‘Nations with Cabinet ministers for higher education who are former academics or university leaders tend to have “a higher level of performance” in research, according to a new study.
When ministers with a university background are responsible for higher education – and also have political experience – there is a “positive impact” on the number of highly cited researchers and papers indexed in the Science Citation Index and the Social Sciences Citation Index, according to the paper looking at data for 20 European nations, published in Research Policy.
The authors suggest that experience from a university career can give ministers knowledge of concepts including academic freedom and the publication process that might be problematic for outsiders. These skills and knowledge “should lead to a better-functioning ministry and an improvement of the higher education system”, notably in reforms that make a sector more attractive to leading researchers, the authors add.
After examining data gathered for leading research institutions included in Shanghai Jiao Tong University’s Academic Ranking of World Universities, the paper’s authors find a “robust correlation between the higher education performance [of a nation’s universities] and the academic experience of the minister”.

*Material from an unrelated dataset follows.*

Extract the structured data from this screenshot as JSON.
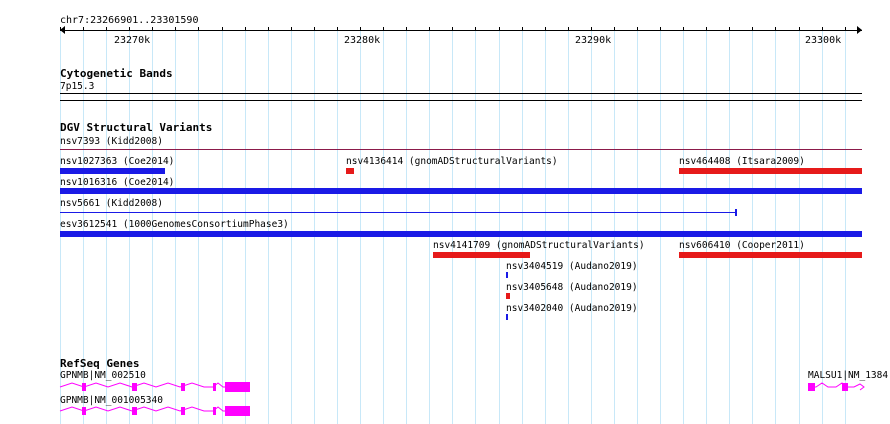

Examples of academics-turned-ministers include Jo Ritzen, who was a professor in the economics of education before becoming minister for education and science in the Netherlands from 1989 to 1998 (and later serving as president of Maastricht University).’ – Times Higher Education